ACTION ITEM
Only the pictures stay out; every record is to be quoted exactly.

ENTRIES PROVIDED
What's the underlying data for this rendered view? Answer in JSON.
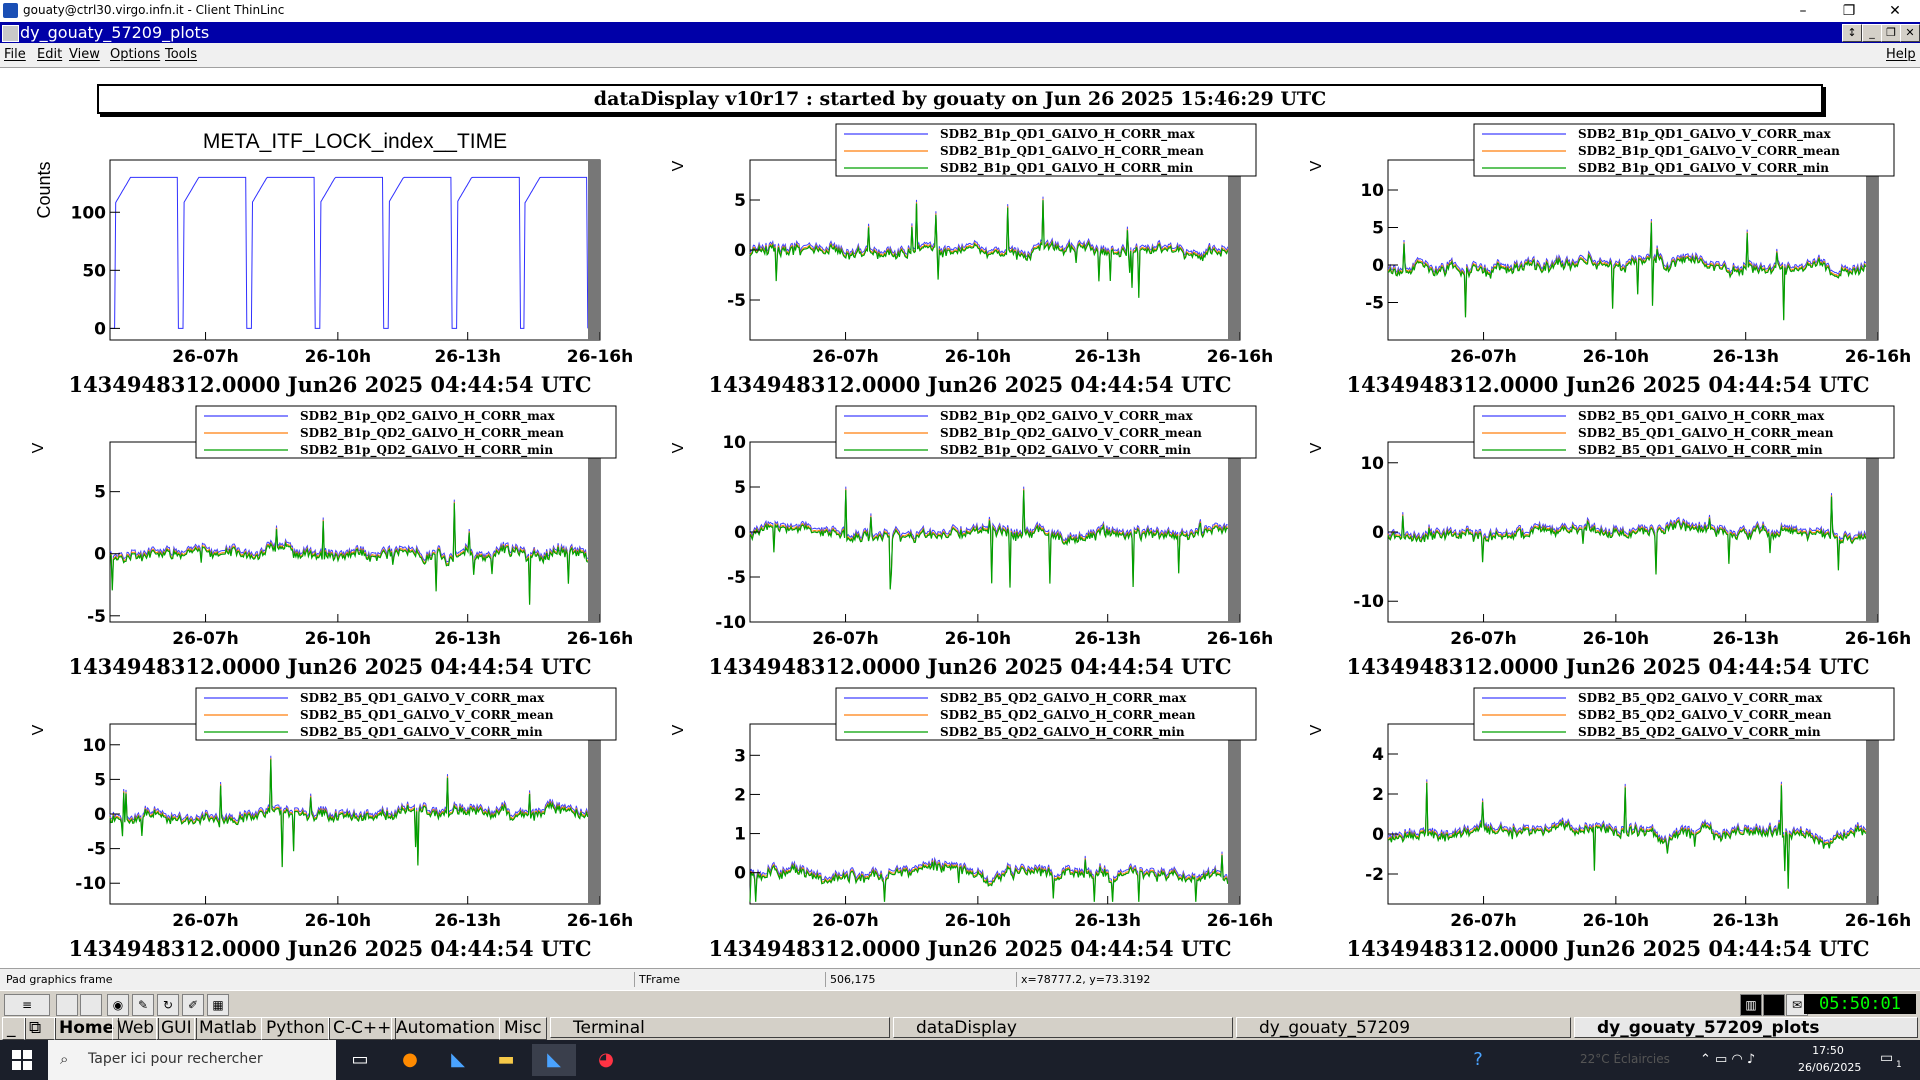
{
  "outer_window": {
    "title": "gouaty@ctrl30.virgo.infn.it - Client ThinLinc",
    "minimize": "–",
    "restore": "❐",
    "close": "✕"
  },
  "inner_window": {
    "title": "dy_gouaty_57209_plots"
  },
  "menu": {
    "file": "File",
    "edit": "Edit",
    "view": "View",
    "options": "Options",
    "tools": "Tools",
    "help": "Help"
  },
  "banner": "dataDisplay v10r17 : started by gouaty on Jun 26 2025 15:46:29 UTC",
  "footer_time": "1434948312.0000 Jun26 2025 04:44:54 UTC",
  "x_ticks": [
    "26-07h",
    "26-10h",
    "26-13h",
    "26-16h"
  ],
  "plots": [
    {
      "title": "META_ITF_LOCK_index__TIME",
      "ylabel": "Counts",
      "yticks": [
        {
          "v": 0,
          "t": "0"
        },
        {
          "v": 50,
          "t": "50"
        },
        {
          "v": 100,
          "t": "100"
        }
      ],
      "ylim": [
        -10,
        145
      ],
      "legend": []
    },
    {
      "ylabel": "V",
      "yticks": [
        {
          "v": -5,
          "t": "-5"
        },
        {
          "v": 0,
          "t": "0"
        },
        {
          "v": 5,
          "t": "5"
        }
      ],
      "ylim": [
        -9,
        9
      ],
      "legend": [
        "SDB2_B1p_QD1_GALVO_H_CORR_max",
        "SDB2_B1p_QD1_GALVO_H_CORR_mean",
        "SDB2_B1p_QD1_GALVO_H_CORR_min"
      ]
    },
    {
      "ylabel": "V",
      "yticks": [
        {
          "v": -5,
          "t": "-5"
        },
        {
          "v": 0,
          "t": "0"
        },
        {
          "v": 5,
          "t": "5"
        },
        {
          "v": 10,
          "t": "10"
        }
      ],
      "ylim": [
        -10,
        14
      ],
      "legend": [
        "SDB2_B1p_QD1_GALVO_V_CORR_max",
        "SDB2_B1p_QD1_GALVO_V_CORR_mean",
        "SDB2_B1p_QD1_GALVO_V_CORR_min"
      ]
    },
    {
      "ylabel": "V",
      "yticks": [
        {
          "v": -5,
          "t": "-5"
        },
        {
          "v": 0,
          "t": "0"
        },
        {
          "v": 5,
          "t": "5"
        }
      ],
      "ylim": [
        -5.5,
        9
      ],
      "legend": [
        "SDB2_B1p_QD2_GALVO_H_CORR_max",
        "SDB2_B1p_QD2_GALVO_H_CORR_mean",
        "SDB2_B1p_QD2_GALVO_H_CORR_min"
      ]
    },
    {
      "ylabel": "V",
      "yticks": [
        {
          "v": -10,
          "t": "-10"
        },
        {
          "v": -5,
          "t": "-5"
        },
        {
          "v": 0,
          "t": "0"
        },
        {
          "v": 5,
          "t": "5"
        },
        {
          "v": 10,
          "t": "10"
        }
      ],
      "ylim": [
        -10,
        10
      ],
      "legend": [
        "SDB2_B1p_QD2_GALVO_V_CORR_max",
        "SDB2_B1p_QD2_GALVO_V_CORR_mean",
        "SDB2_B1p_QD2_GALVO_V_CORR_min"
      ]
    },
    {
      "ylabel": "V",
      "yticks": [
        {
          "v": -10,
          "t": "-10"
        },
        {
          "v": 0,
          "t": "0"
        },
        {
          "v": 10,
          "t": "10"
        }
      ],
      "ylim": [
        -13,
        13
      ],
      "legend": [
        "SDB2_B5_QD1_GALVO_H_CORR_max",
        "SDB2_B5_QD1_GALVO_H_CORR_mean",
        "SDB2_B5_QD1_GALVO_H_CORR_min"
      ]
    },
    {
      "ylabel": "V",
      "yticks": [
        {
          "v": -10,
          "t": "-10"
        },
        {
          "v": -5,
          "t": "-5"
        },
        {
          "v": 0,
          "t": "0"
        },
        {
          "v": 5,
          "t": "5"
        },
        {
          "v": 10,
          "t": "10"
        }
      ],
      "ylim": [
        -13,
        13
      ],
      "legend": [
        "SDB2_B5_QD1_GALVO_V_CORR_max",
        "SDB2_B5_QD1_GALVO_V_CORR_mean",
        "SDB2_B5_QD1_GALVO_V_CORR_min"
      ]
    },
    {
      "ylabel": "V",
      "yticks": [
        {
          "v": 0,
          "t": "0"
        },
        {
          "v": 1,
          "t": "1"
        },
        {
          "v": 2,
          "t": "2"
        },
        {
          "v": 3,
          "t": "3"
        }
      ],
      "ylim": [
        -0.8,
        3.8
      ],
      "legend": [
        "SDB2_B5_QD2_GALVO_H_CORR_max",
        "SDB2_B5_QD2_GALVO_H_CORR_mean",
        "SDB2_B5_QD2_GALVO_H_CORR_min"
      ]
    },
    {
      "ylabel": "V",
      "yticks": [
        {
          "v": -2,
          "t": "-2"
        },
        {
          "v": 0,
          "t": "0"
        },
        {
          "v": 2,
          "t": "2"
        },
        {
          "v": 4,
          "t": "4"
        }
      ],
      "ylim": [
        -3.5,
        5.5
      ],
      "legend": [
        "SDB2_B5_QD2_GALVO_V_CORR_max",
        "SDB2_B5_QD2_GALVO_V_CORR_mean",
        "SDB2_B5_QD2_GALVO_V_CORR_min"
      ]
    }
  ],
  "series_colors": {
    "max": "#4040ff",
    "mean": "#ff7f0e",
    "min": "#00a000"
  },
  "status": {
    "f1": "Pad graphics frame",
    "f2": "TFrame",
    "f3": "506,175",
    "f4": "x=78777.2, y=73.3192"
  },
  "app_tabs": [
    "Home",
    "Web",
    "GUI",
    "Matlab",
    "Python",
    "C-C++",
    "Automation",
    "Misc"
  ],
  "tasks": [
    "Terminal",
    "dataDisplay",
    "dy_gouaty_57209",
    "dy_gouaty_57209_plots"
  ],
  "clock": "05:50:01 PM",
  "windows": {
    "search_placeholder": "Taper ici pour rechercher",
    "weather": "22°C Éclaircies",
    "time": "17:50",
    "date": "26/06/2025",
    "notif_count": "1"
  }
}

RESULT
What's the underlying data for this rendered view? Answer in JSON.
{
  "outer_window": {
    "title": "gouaty@ctrl30.virgo.infn.it - Client ThinLinc",
    "minimize": "–",
    "restore": "❐",
    "close": "✕"
  },
  "inner_window": {
    "title": "dy_gouaty_57209_plots"
  },
  "menu": {
    "file": "File",
    "edit": "Edit",
    "view": "View",
    "options": "Options",
    "tools": "Tools",
    "help": "Help"
  },
  "banner": "dataDisplay v10r17 : started by gouaty on Jun 26 2025 15:46:29 UTC",
  "footer_time": "1434948312.0000 Jun26 2025 04:44:54 UTC",
  "x_ticks": [
    "26-07h",
    "26-10h",
    "26-13h",
    "26-16h"
  ],
  "plots": [
    {
      "title": "META_ITF_LOCK_index__TIME",
      "ylabel": "Counts",
      "yticks": [
        {
          "v": 0,
          "t": "0"
        },
        {
          "v": 50,
          "t": "50"
        },
        {
          "v": 100,
          "t": "100"
        }
      ],
      "ylim": [
        -10,
        145
      ],
      "legend": []
    },
    {
      "ylabel": "V",
      "yticks": [
        {
          "v": -5,
          "t": "-5"
        },
        {
          "v": 0,
          "t": "0"
        },
        {
          "v": 5,
          "t": "5"
        }
      ],
      "ylim": [
        -9,
        9
      ],
      "legend": [
        "SDB2_B1p_QD1_GALVO_H_CORR_max",
        "SDB2_B1p_QD1_GALVO_H_CORR_mean",
        "SDB2_B1p_QD1_GALVO_H_CORR_min"
      ]
    },
    {
      "ylabel": "V",
      "yticks": [
        {
          "v": -5,
          "t": "-5"
        },
        {
          "v": 0,
          "t": "0"
        },
        {
          "v": 5,
          "t": "5"
        },
        {
          "v": 10,
          "t": "10"
        }
      ],
      "ylim": [
        -10,
        14
      ],
      "legend": [
        "SDB2_B1p_QD1_GALVO_V_CORR_max",
        "SDB2_B1p_QD1_GALVO_V_CORR_mean",
        "SDB2_B1p_QD1_GALVO_V_CORR_min"
      ]
    },
    {
      "ylabel": "V",
      "yticks": [
        {
          "v": -5,
          "t": "-5"
        },
        {
          "v": 0,
          "t": "0"
        },
        {
          "v": 5,
          "t": "5"
        }
      ],
      "ylim": [
        -5.5,
        9
      ],
      "legend": [
        "SDB2_B1p_QD2_GALVO_H_CORR_max",
        "SDB2_B1p_QD2_GALVO_H_CORR_mean",
        "SDB2_B1p_QD2_GALVO_H_CORR_min"
      ]
    },
    {
      "ylabel": "V",
      "yticks": [
        {
          "v": -10,
          "t": "-10"
        },
        {
          "v": -5,
          "t": "-5"
        },
        {
          "v": 0,
          "t": "0"
        },
        {
          "v": 5,
          "t": "5"
        },
        {
          "v": 10,
          "t": "10"
        }
      ],
      "ylim": [
        -10,
        10
      ],
      "legend": [
        "SDB2_B1p_QD2_GALVO_V_CORR_max",
        "SDB2_B1p_QD2_GALVO_V_CORR_mean",
        "SDB2_B1p_QD2_GALVO_V_CORR_min"
      ]
    },
    {
      "ylabel": "V",
      "yticks": [
        {
          "v": -10,
          "t": "-10"
        },
        {
          "v": 0,
          "t": "0"
        },
        {
          "v": 10,
          "t": "10"
        }
      ],
      "ylim": [
        -13,
        13
      ],
      "legend": [
        "SDB2_B5_QD1_GALVO_H_CORR_max",
        "SDB2_B5_QD1_GALVO_H_CORR_mean",
        "SDB2_B5_QD1_GALVO_H_CORR_min"
      ]
    },
    {
      "ylabel": "V",
      "yticks": [
        {
          "v": -10,
          "t": "-10"
        },
        {
          "v": -5,
          "t": "-5"
        },
        {
          "v": 0,
          "t": "0"
        },
        {
          "v": 5,
          "t": "5"
        },
        {
          "v": 10,
          "t": "10"
        }
      ],
      "ylim": [
        -13,
        13
      ],
      "legend": [
        "SDB2_B5_QD1_GALVO_V_CORR_max",
        "SDB2_B5_QD1_GALVO_V_CORR_mean",
        "SDB2_B5_QD1_GALVO_V_CORR_min"
      ]
    },
    {
      "ylabel": "V",
      "yticks": [
        {
          "v": 0,
          "t": "0"
        },
        {
          "v": 1,
          "t": "1"
        },
        {
          "v": 2,
          "t": "2"
        },
        {
          "v": 3,
          "t": "3"
        }
      ],
      "ylim": [
        -0.8,
        3.8
      ],
      "legend": [
        "SDB2_B5_QD2_GALVO_H_CORR_max",
        "SDB2_B5_QD2_GALVO_H_CORR_mean",
        "SDB2_B5_QD2_GALVO_H_CORR_min"
      ]
    },
    {
      "ylabel": "V",
      "yticks": [
        {
          "v": -2,
          "t": "-2"
        },
        {
          "v": 0,
          "t": "0"
        },
        {
          "v": 2,
          "t": "2"
        },
        {
          "v": 4,
          "t": "4"
        }
      ],
      "ylim": [
        -3.5,
        5.5
      ],
      "legend": [
        "SDB2_B5_QD2_GALVO_V_CORR_max",
        "SDB2_B5_QD2_GALVO_V_CORR_mean",
        "SDB2_B5_QD2_GALVO_V_CORR_min"
      ]
    }
  ],
  "series_colors": {
    "max": "#4040ff",
    "mean": "#ff7f0e",
    "min": "#00a000"
  },
  "status": {
    "f1": "Pad graphics frame",
    "f2": "TFrame",
    "f3": "506,175",
    "f4": "x=78777.2, y=73.3192"
  },
  "app_tabs": [
    "Home",
    "Web",
    "GUI",
    "Matlab",
    "Python",
    "C-C++",
    "Automation",
    "Misc"
  ],
  "tasks": [
    "Terminal",
    "dataDisplay",
    "dy_gouaty_57209",
    "dy_gouaty_57209_plots"
  ],
  "clock": "05:50:01 PM",
  "windows": {
    "search_placeholder": "Taper ici pour rechercher",
    "weather": "22°C Éclaircies",
    "time": "17:50",
    "date": "26/06/2025",
    "notif_count": "1"
  }
}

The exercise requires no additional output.